Technology, specifically the internet, has advanced significantly over the past 3 decades, and Search Engines are no exception. The first search engine called Aliweb created in 1993 was largely irrelevant to internet users. It allowed webmasters to submit their web pages and relevant keywords that could be used as descriptors. Sound familiar? It should.
Before Search Engines
Before the rise in popularity of search engines, internet users began to congregate URLs of interest onto popular newsgroup or directory-style websites. With directories, users were able to search through categories of URLs to find relevant information.
The Search Engine Race
Following the creation of Aliweb, search engines exploded in popularity. In 1995 Yahoo! Along with a few other well-known brands became wildly successful. As internet-connected computers became widely available to the general public investors poured in to get a piece of the search engine they thought would control the internet.
Ranking Web Pages
Before Ask Jeeves launched in 1997, searchers had to be careful what keywords they entered in a search bar if they wanted useful results. Ask Jeeves became hugely popular by dissecting keyword phrases typed by users and giving more weight to important words in the phrase for better results. This made it easier for people new to the search engine to search with common speech phrases.
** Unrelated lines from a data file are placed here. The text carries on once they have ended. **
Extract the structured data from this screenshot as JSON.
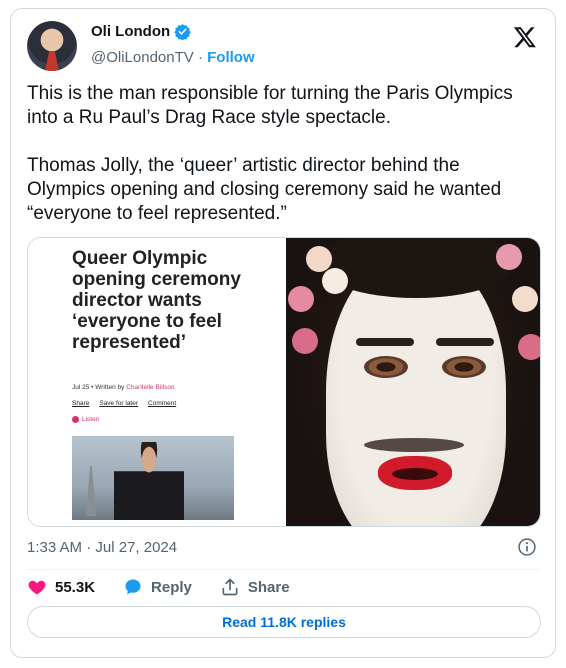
{
  "author": {
    "name": "Oli London",
    "handle": "@OliLondonTV",
    "separator": " · ",
    "follow_label": "Follow",
    "verified_color": "#1d9bf0"
  },
  "tweet": {
    "text": "This is the man responsible for turning  the Paris Olympics into a Ru Paul’s Drag Race style spectacle.\n\nThomas Jolly, the ‘queer’ artistic director behind the Olympics opening and closing ceremony said he wanted “everyone to feel represented.”",
    "timestamp": "1:33 AM · Jul 27, 2024"
  },
  "media": {
    "article": {
      "headline": "Queer Olympic opening ceremony director wants ‘everyone to feel represented’",
      "date": "Jul 25 • Written by ",
      "author": "Chantelle Billson",
      "actions": [
        "Share",
        "Save for later",
        "Comment"
      ],
      "listen_label": "Listen"
    }
  },
  "engagement": {
    "likes": "55.3K",
    "reply_label": "Reply",
    "share_label": "Share",
    "read_replies_label": "Read 11.8K replies"
  },
  "colors": {
    "like": "#f91880",
    "accent": "#1d9bf0",
    "link": "#006fd6",
    "muted": "#536471"
  },
  "icons": {
    "logo": "x-logo-icon",
    "verified": "verified-badge-icon",
    "info": "info-icon",
    "like": "heart-icon",
    "reply": "speech-bubble-icon",
    "share": "share-upload-icon"
  }
}
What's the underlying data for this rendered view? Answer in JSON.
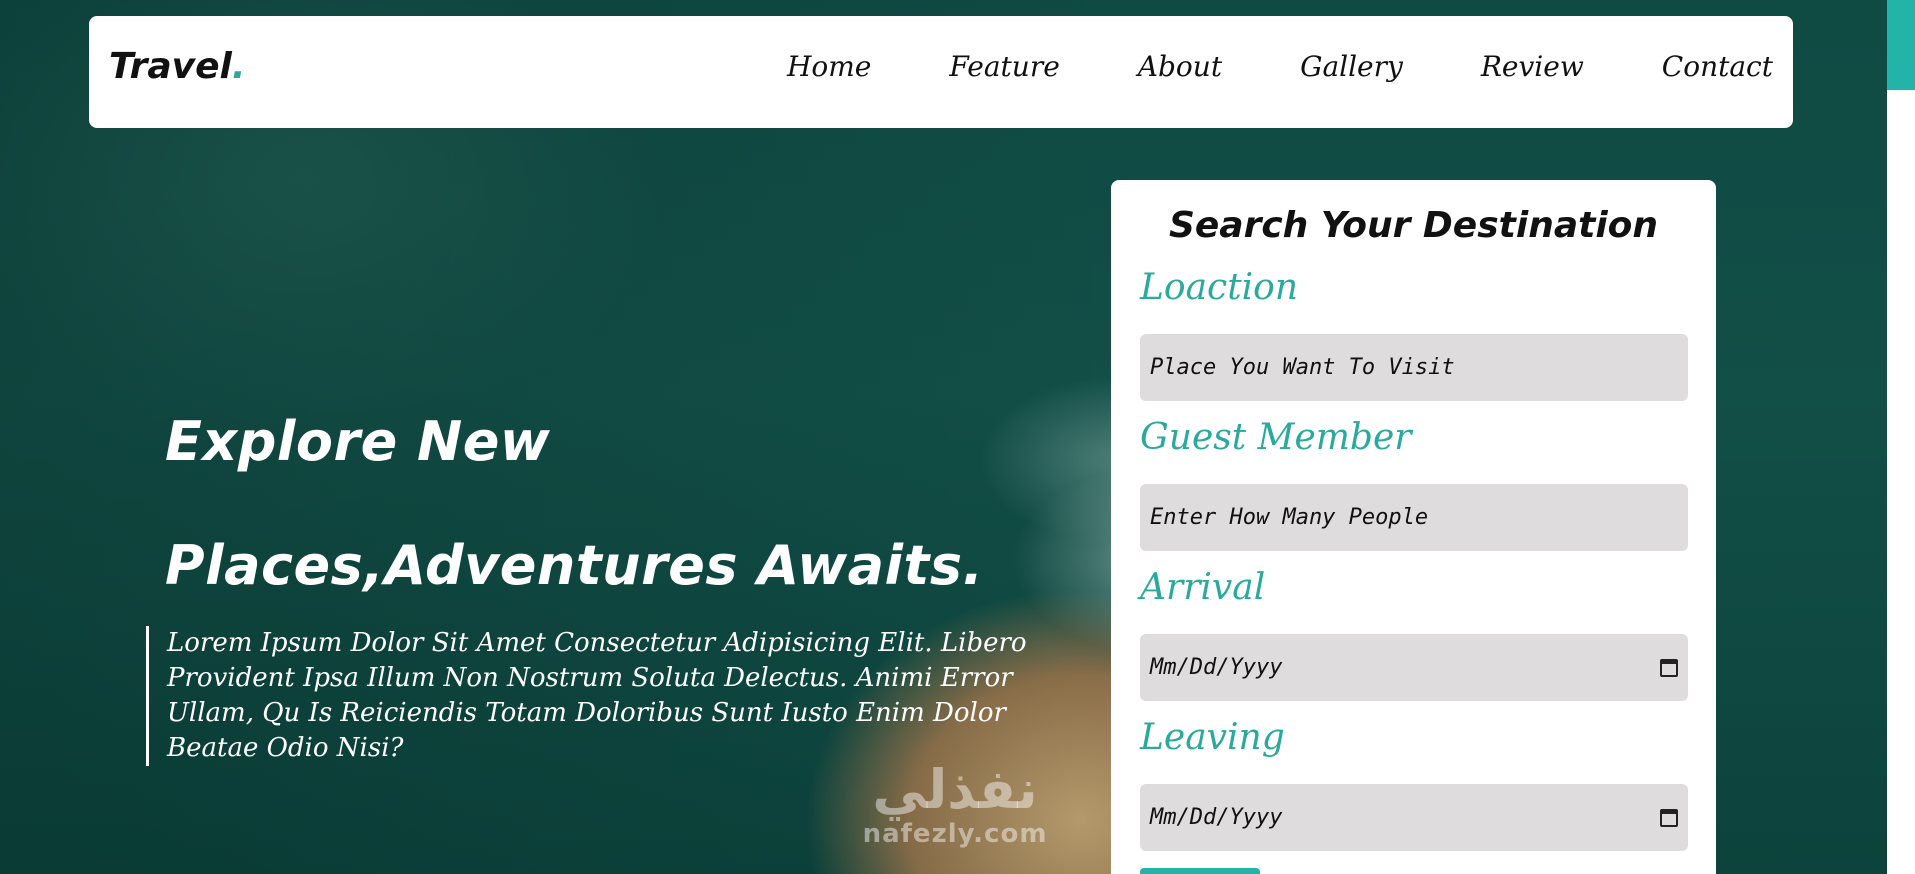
{
  "nav": {
    "logo_text": "Travel",
    "logo_dot": ".",
    "links": [
      "Home",
      "Feature",
      "About",
      "Gallery",
      "Review",
      "Contact"
    ]
  },
  "hero": {
    "title": "Explore New Places,Adventures Awaits.",
    "description": "Lorem Ipsum Dolor Sit Amet Consectetur Adipisicing Elit. Libero Provident Ipsa Illum Non Nostrum Soluta Delectus. Animi Error Ullam, Qu Is Reiciendis Totam Doloribus Sunt Iusto Enim Dolor Beatae Odio Nisi?"
  },
  "watermark": {
    "arabic": "نفذلي",
    "url": "nafezly.com"
  },
  "search": {
    "title": "Search Your Destination",
    "location_label": "Loaction",
    "location_placeholder": "Place You Want To Visit",
    "guest_label": "Guest Member",
    "guest_placeholder": "Enter How Many People",
    "arrival_label": "Arrival",
    "arrival_value": "Mm/Dd/Yyyy",
    "leaving_label": "Leaving",
    "leaving_value": "Mm/Dd/Yyyy"
  },
  "colors": {
    "accent": "#2aa99d",
    "input_bg": "#dedcdd",
    "hero_bg": "#0f4a43"
  }
}
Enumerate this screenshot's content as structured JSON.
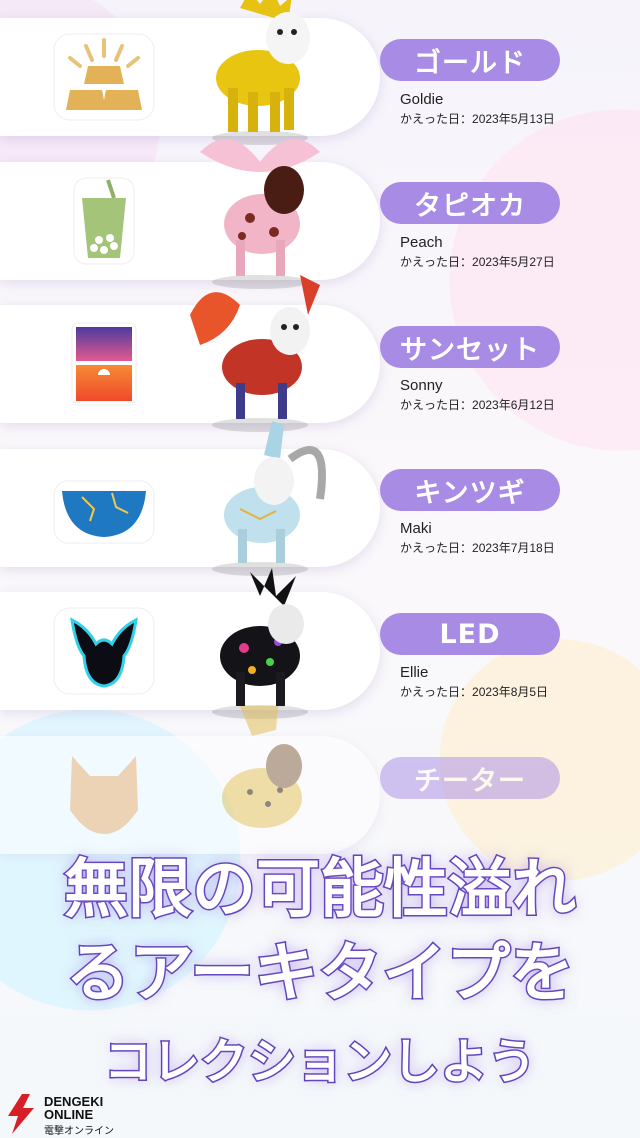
{
  "collection": [
    {
      "archetype": "ゴールド",
      "pet_name": "Goldie",
      "hatch_label": "かえった日：",
      "hatch_date": "2023年5月13日",
      "emblem_icon": "gold-bars-icon"
    },
    {
      "archetype": "タピオカ",
      "pet_name": "Peach",
      "hatch_label": "かえった日：",
      "hatch_date": "2023年5月27日",
      "emblem_icon": "bubble-tea-icon"
    },
    {
      "archetype": "サンセット",
      "pet_name": "Sonny",
      "hatch_label": "かえった日：",
      "hatch_date": "2023年6月12日",
      "emblem_icon": "sunset-icon"
    },
    {
      "archetype": "キンツギ",
      "pet_name": "Maki",
      "hatch_label": "かえった日：",
      "hatch_date": "2023年7月18日",
      "emblem_icon": "kintsugi-bowl-icon"
    },
    {
      "archetype": "LED",
      "pet_name": "Ellie",
      "hatch_label": "かえった日：",
      "hatch_date": "2023年8月5日",
      "emblem_icon": "led-silhouette-icon"
    },
    {
      "archetype": "チーター",
      "emblem_icon": "cheetah-face-icon"
    }
  ],
  "headline": {
    "line1": "無限の可能性溢れ",
    "line2": "るアーキタイプを",
    "line3": "コレクションしよう"
  },
  "watermark": {
    "brand": "DENGEKI",
    "brand2": "ONLINE",
    "sub": "電撃オンライン"
  },
  "colors": {
    "badge": "#a78be5",
    "headline_stroke": "#5a3fb6"
  }
}
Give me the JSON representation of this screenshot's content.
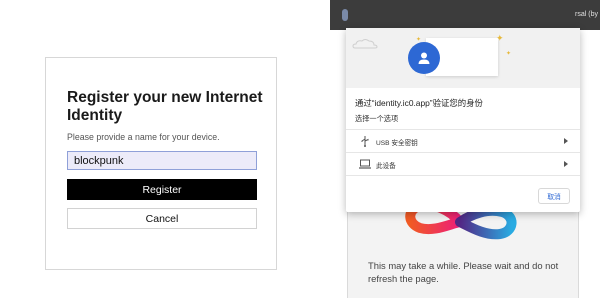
{
  "register": {
    "title": "Register your new Internet Identity",
    "subtitle": "Please provide a name for your device.",
    "device_name_value": "blockpunk",
    "register_label": "Register",
    "cancel_label": "Cancel"
  },
  "browser": {
    "tab_fragment": "rsal (by"
  },
  "dialog": {
    "title": "通过“identity.ic0.app”验证您的身份",
    "subtitle": "选择一个选项",
    "options": [
      {
        "icon": "usb-icon",
        "label": "USB 安全密钥"
      },
      {
        "icon": "laptop-icon",
        "label": "此设备"
      }
    ],
    "cancel_label": "取消"
  },
  "page": {
    "loading_text": "This may take a while. Please wait and do not refresh the page."
  },
  "colors": {
    "accent_blue": "#2d68d4",
    "input_bg": "#ecebf9",
    "button_black": "#000000"
  }
}
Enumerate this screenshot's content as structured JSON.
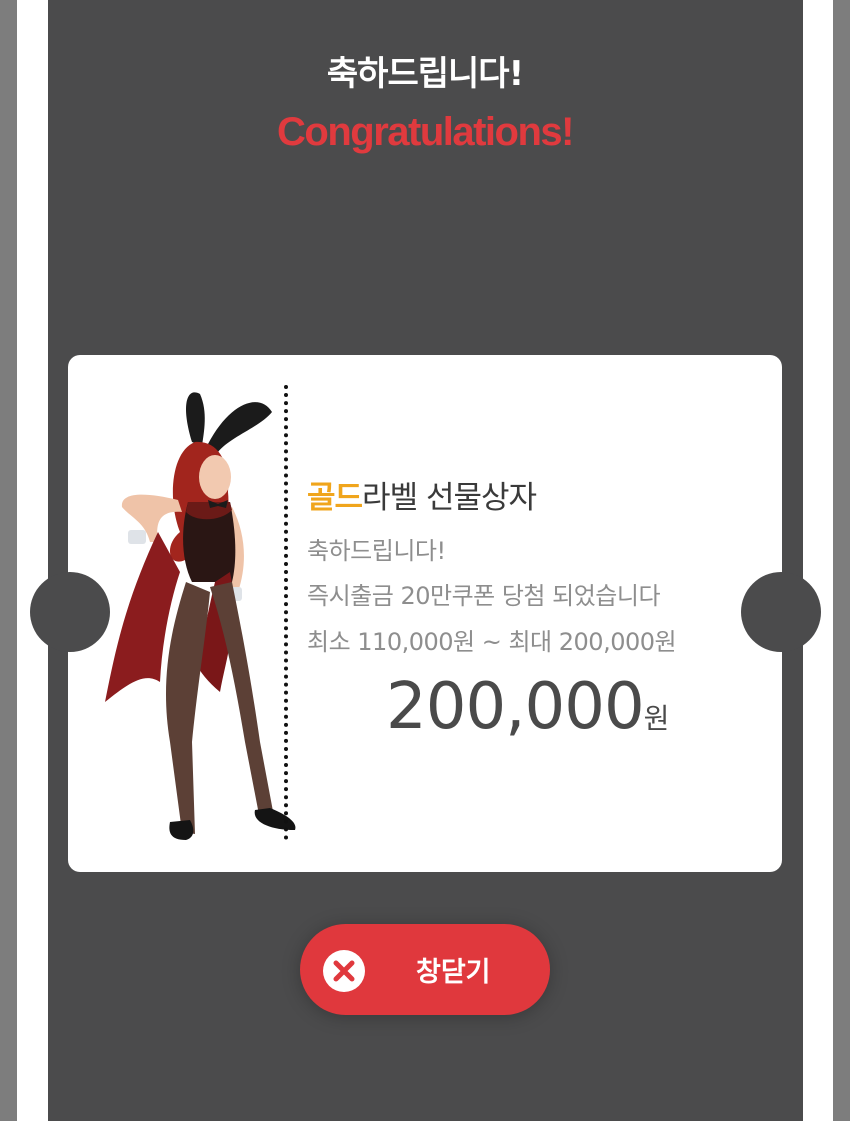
{
  "popup": {
    "title_ko": "축하드립니다!",
    "title_en": "Congratulations!"
  },
  "gift": {
    "label_highlight": "골드",
    "label_rest": "라벨 선물상자",
    "line1": "축하드립니다!",
    "line2": "즉시출금 20만쿠폰 당첨 되었습니다",
    "line3": "최소 110,000원 ~ 최대 200,000원",
    "amount": "200,000",
    "amount_unit": "원"
  },
  "close_button": {
    "label": "창닫기",
    "icon": "close-icon"
  },
  "colors": {
    "panel": "#4b4b4c",
    "accent_red": "#e03a3e",
    "gold": "#f0a51c"
  }
}
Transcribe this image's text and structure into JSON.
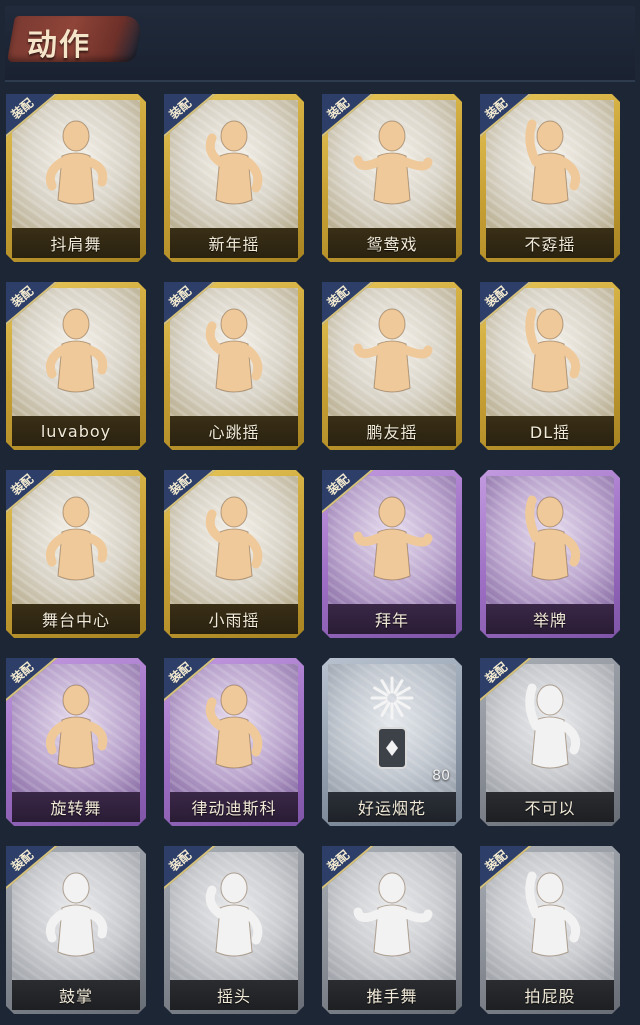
{
  "header": {
    "title": "动作"
  },
  "equip_label": "装配",
  "colors": {
    "background": "#1d2635",
    "gold_frame": "#c9a236",
    "purple_frame": "#9e6fc4",
    "silver_frame": "#8e9aaa",
    "grey_frame": "#878c94",
    "equip_badge": "#2d3f69",
    "figure_gold": "#efc99a",
    "figure_pale": "#f2f2f2"
  },
  "emotes": [
    {
      "label": "抖肩舞",
      "tier": "gold",
      "equipped": true,
      "icon": "shoulder-shake-icon"
    },
    {
      "label": "新年摇",
      "tier": "gold",
      "equipped": true,
      "icon": "new-year-sway-icon"
    },
    {
      "label": "鸳鸯戏",
      "tier": "gold",
      "equipped": true,
      "icon": "mandarin-duck-icon"
    },
    {
      "label": "不孬摇",
      "tier": "gold",
      "equipped": true,
      "icon": "arm-raise-sway-icon"
    },
    {
      "label": "luvaboy",
      "tier": "gold",
      "equipped": true,
      "icon": "luvaboy-dance-icon"
    },
    {
      "label": "心跳摇",
      "tier": "gold",
      "equipped": true,
      "icon": "heartbeat-sway-icon"
    },
    {
      "label": "鹏友摇",
      "tier": "gold",
      "equipped": true,
      "icon": "friend-sway-icon"
    },
    {
      "label": "DL摇",
      "tier": "gold",
      "equipped": true,
      "icon": "dl-sway-icon"
    },
    {
      "label": "舞台中心",
      "tier": "gold",
      "equipped": true,
      "icon": "center-stage-icon"
    },
    {
      "label": "小雨摇",
      "tier": "gold",
      "equipped": true,
      "icon": "light-rain-sway-icon"
    },
    {
      "label": "拜年",
      "tier": "purple",
      "equipped": true,
      "icon": "new-year-greeting-icon"
    },
    {
      "label": "举牌",
      "tier": "purple",
      "equipped": false,
      "icon": "hold-sign-icon"
    },
    {
      "label": "旋转舞",
      "tier": "purple",
      "equipped": true,
      "icon": "spin-dance-icon"
    },
    {
      "label": "律动迪斯科",
      "tier": "purple",
      "equipped": true,
      "icon": "disco-icon"
    },
    {
      "label": "好运烟花",
      "tier": "silver",
      "equipped": false,
      "icon": "firework-icon",
      "count": "80"
    },
    {
      "label": "不可以",
      "tier": "grey",
      "equipped": true,
      "icon": "finger-wag-icon"
    },
    {
      "label": "鼓掌",
      "tier": "grey",
      "equipped": true,
      "icon": "clap-icon"
    },
    {
      "label": "摇头",
      "tier": "grey",
      "equipped": true,
      "icon": "head-shake-icon"
    },
    {
      "label": "推手舞",
      "tier": "grey",
      "equipped": true,
      "icon": "push-hands-dance-icon"
    },
    {
      "label": "拍屁股",
      "tier": "grey",
      "equipped": true,
      "icon": "butt-slap-icon"
    }
  ]
}
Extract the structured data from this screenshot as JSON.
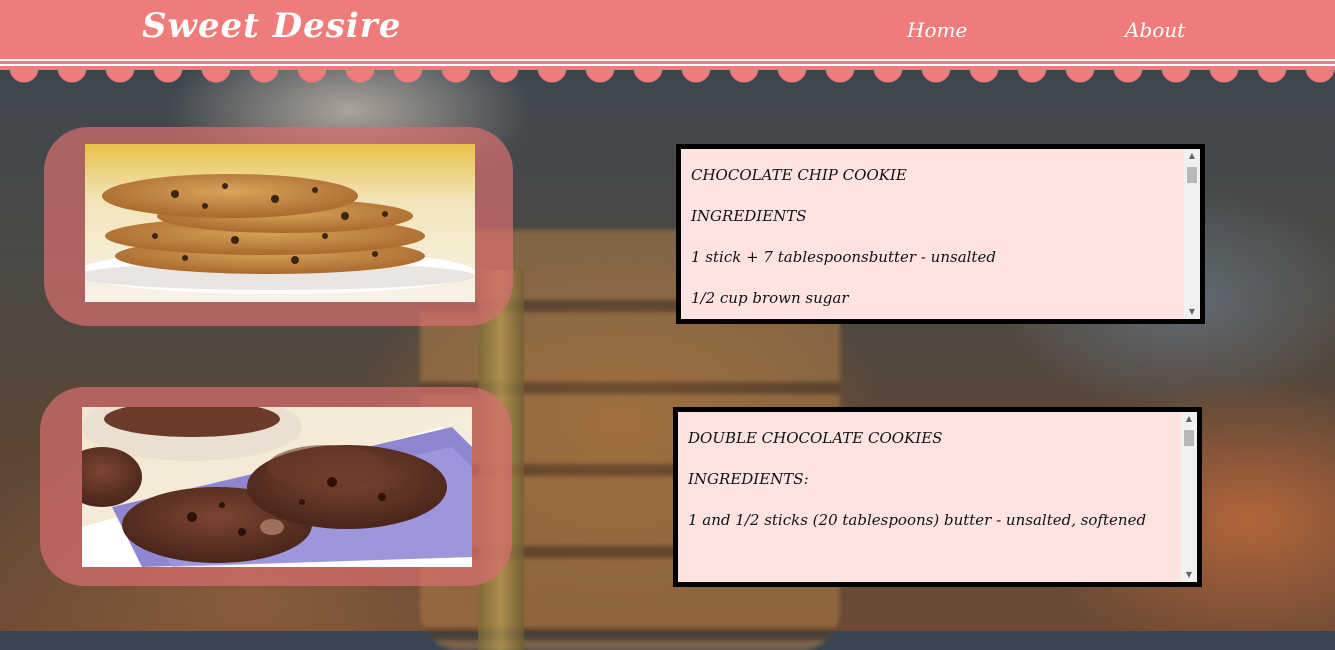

In 1996 Robin Li Yanhong, one of the richest people in China, created a system called RankDex for his search engine called Baidu. RankDex used link analysis to determine the importance of web pages based on the number of other web pages linking to them. If you are familiar at all with today’s SEO strategies, you’d know that links still play an enormous role in determining page rankings. RankDex predates Google’s “PageRank” by two years, even being referenced in Larry Page’s first patent. However, PageRank solved a quickly growing problem of spammy websites with thousands of links. PageRank would analyze not only how many links a website was receiving, but also the quality of the websites those links were coming from.
Before Baidu’s and Google’s link-based citation models, search engines were easily fooled by “keyword stuffed” websites. Essentially webmasters privy to how search engines worked would hide large lists of keywords to fool search engines into ranking them higher.
Commercialization of the Internet
As businesses took to the internet to advertise for their stores, search engines became a prime target. Keeping the search engines running and free came at a cost that was to be recouped through advertising. While many search engines experimented with banner advertising that ended in users leaving, Although Google wasn’t the first, they quickly adopted the keyword ranking auction model. Businesses could pay for better rankings on keywords they thought their customers would be typing in when searching for their business.
For the first time in 2015, Google announced that more users were performing searches on mobile devices than on desktop computers. With Microsoft failing out of the mobile phone industry, this solidified the dominance of Google as the most popular search engine. Even Apple iPhone’s safari browser is powered by the Google search engine.
In 2019 Google introduced Mobile-First Indexing:
“Mobile-first indexing means Google predominantly uses the mobile version of the content for indexing and ranking. Historically, the index primarily used the desktop version of a page’s content when evaluating the relevance of a page to a user’s query. Since the majority of users now access Google Search with a mobile device, Googlebot primarily crawls and indexes pages with the smartphone agent going forward.”
For websites with a lot of moving parts, it can become an issue if the mobile version of a site is not optimized for users or search engines. If a website loads too slowly for a slower mobile connection, it may have a high bounce rate which can impact SERP rankings. If the mobile version of your website contains less content to create a better user experience, it might not rank as highly as it does on a desktop.
Search engines will continue to be improved and eventually evolve. My best guess for what’s next? An increase in the accuracy and efficiency of voice search and machine learning for multi-answer searches. Not only that, but I would expect the need to visit individual businesses ‘ websites and make comparisons to end. The search engine result page will likely eventually contain all the information users need to make an informed decision without ever entering a business website.